The doctor you really want to go see is someone called a neuro-ophthalmologist. There’s a number in Los Angeles, San Francisco, throughout other different big cities. Sometimes they’ll even be in small cities, but they focus on the neurological disorder underlying the traumatic brain injury that’s causing rise to the eye issues.

An additional eye disorder is they’ll sometimes feel like their eyes aren’t right, and they feel off balance because of how they see everything afterwards. There’s a way to solve that. It’s called prism lenses. They’re glasses that actually are a little bit canted, have a prism in them. They have a different type of specialty lens, depending on the severity of the traumatic brain injury and what some of the testing shows. You can get glasses that help remove the dizziness and difficulty walking because they put a prism in that makes it easier for someone with a traumatic brain injury and some of these eye issues to get around, to move, to see, to feel less off balance. It’s something that our clients say again and again, “This has made the biggest difference in my life.”

Not being able to see properly and feeling uncomfortable or feeling difficulty walking around as a result is a major change to your daily life and it’s something that really needs to be addressed. Most doctors will not send you to a cognitive or a neuro-ophthalmologist unless you specifically ask. A lot of them, won’t even know what that is. It’s not an optometrist. It’s not the same type of, “I just need to go to an eye doc.” A normal eye doc will not be able to help you with prism lenses or other type of treatment for your disorder that you’re going through.

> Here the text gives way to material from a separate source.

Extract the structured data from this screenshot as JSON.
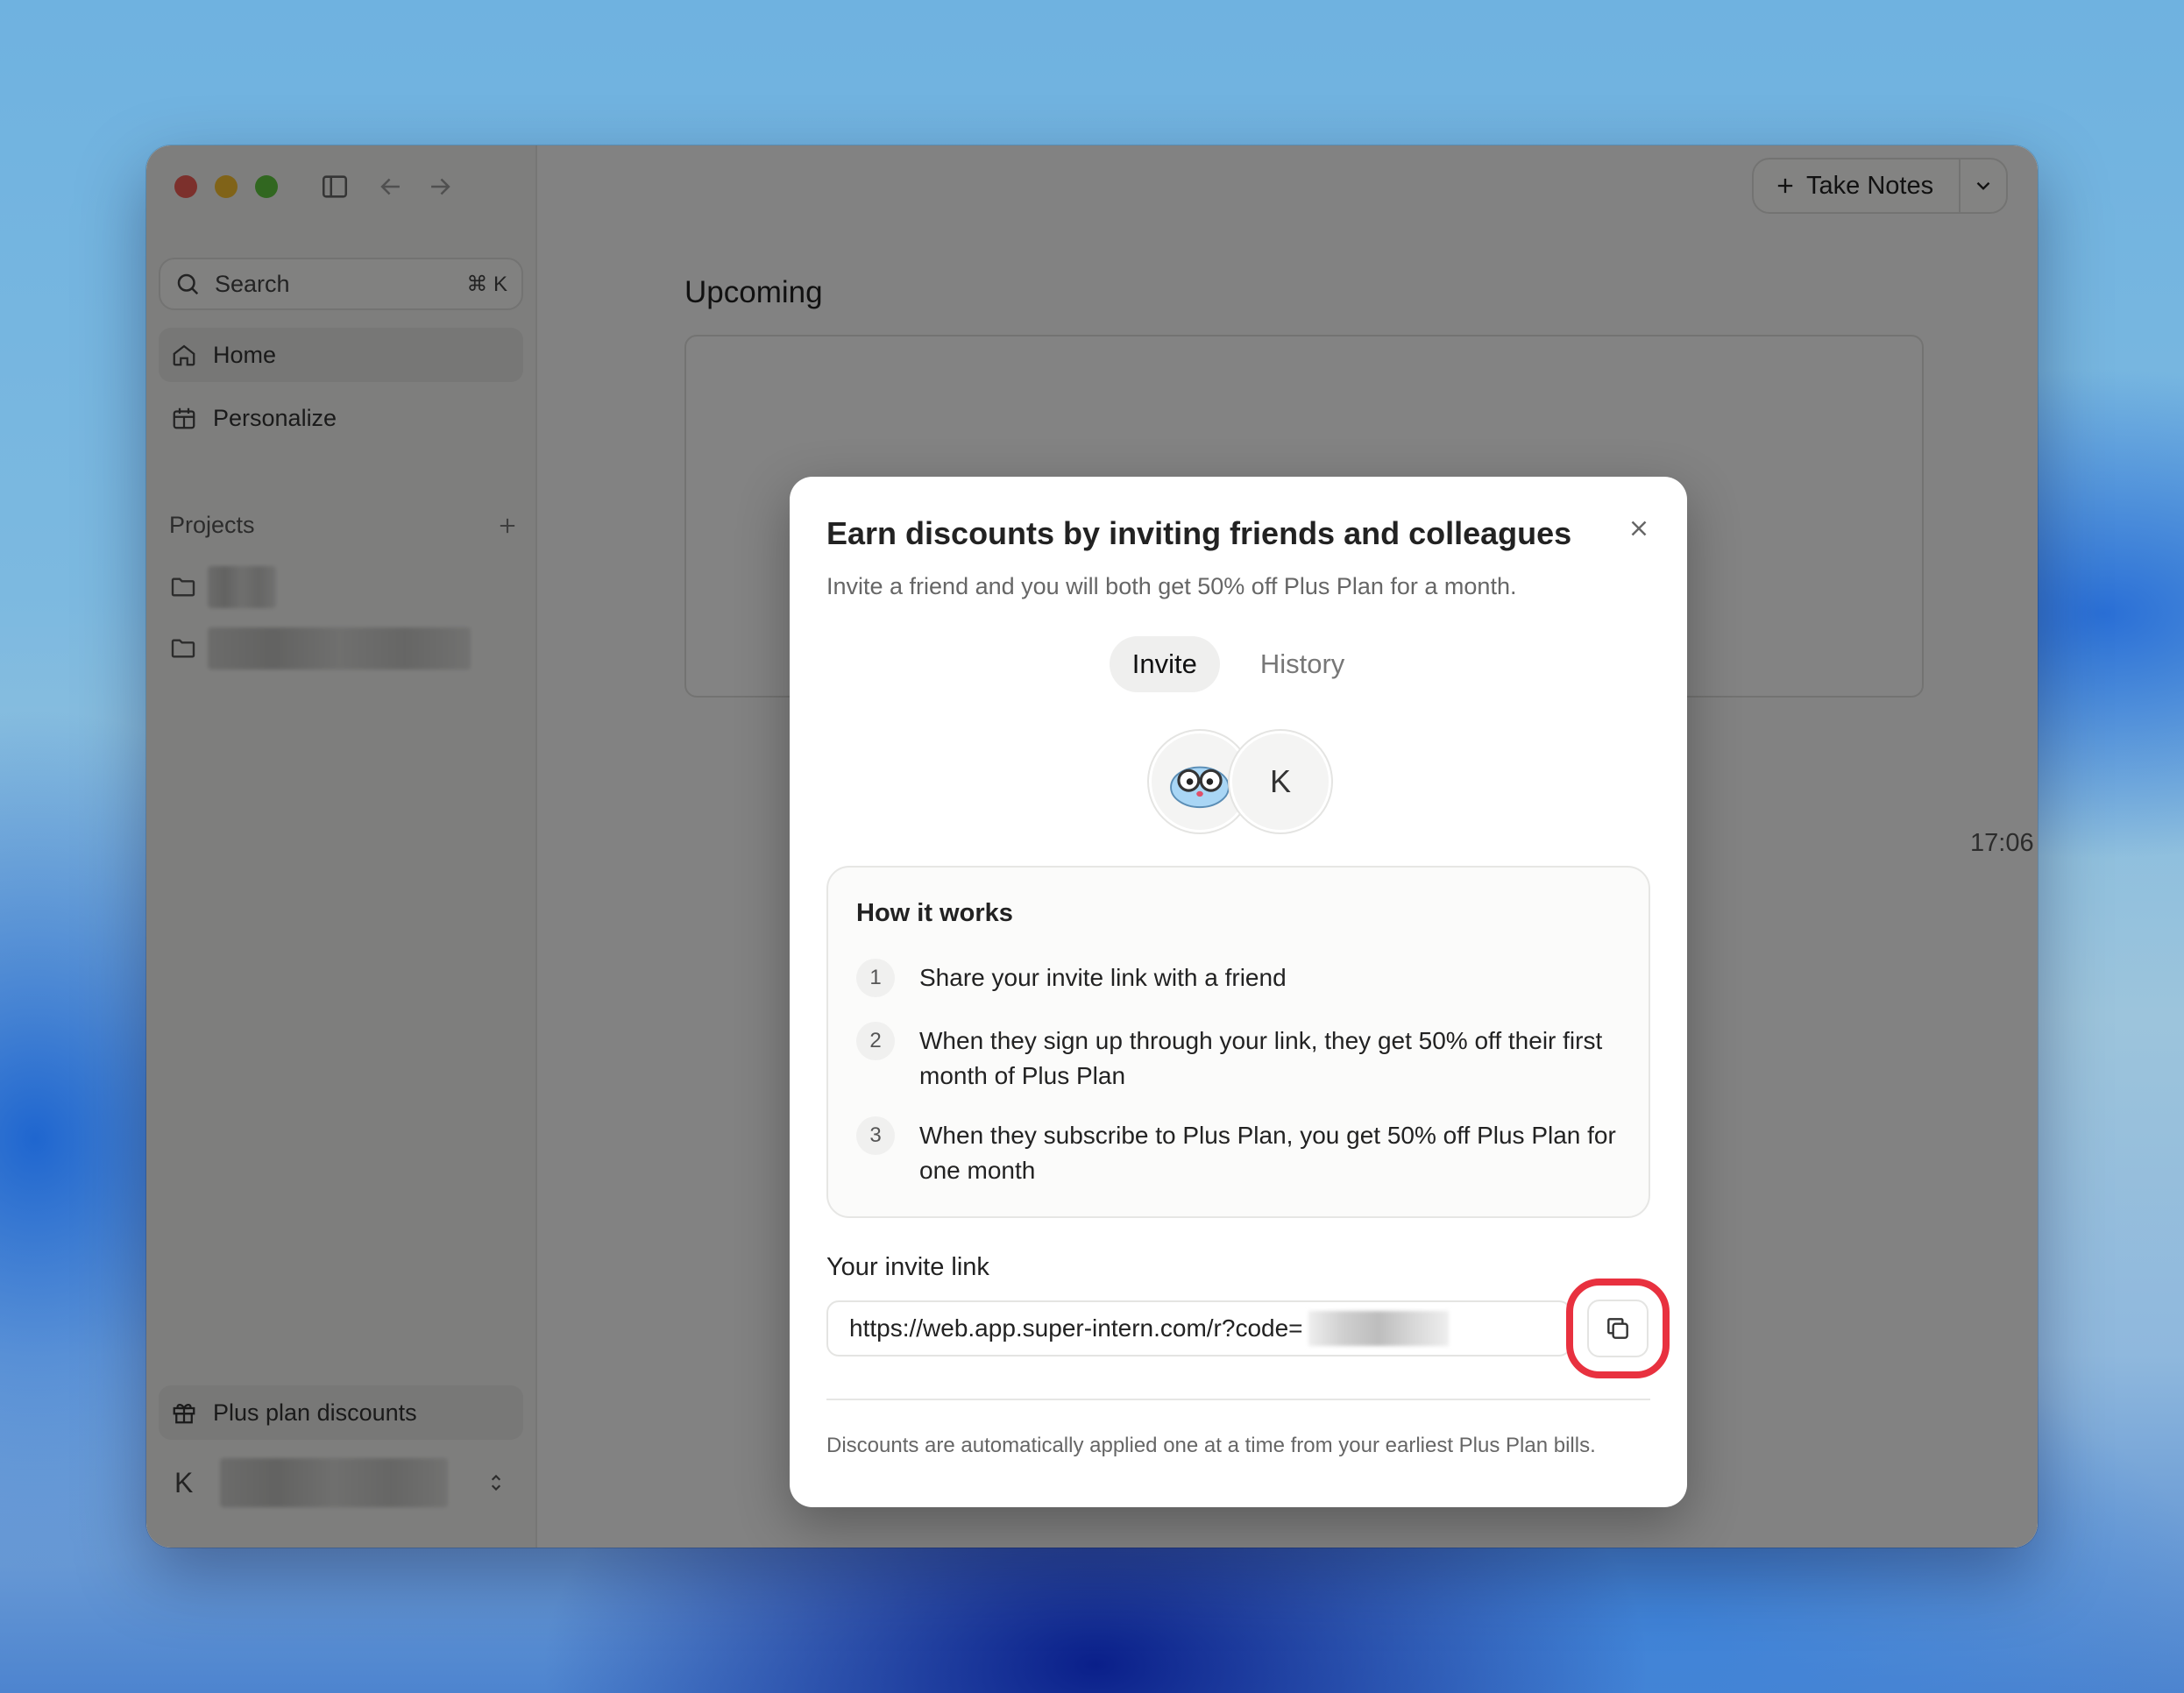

That’s something that really needs to be considered. Please, if you’ve got an issue with your eyes after a traumatic brain injury, you need to start asking about neuro-ophthalmologists, prism lenses, and what you can do to help make you feel more comfortable or your loved one more comfortable getting around. It will significantly help all aspects of their life.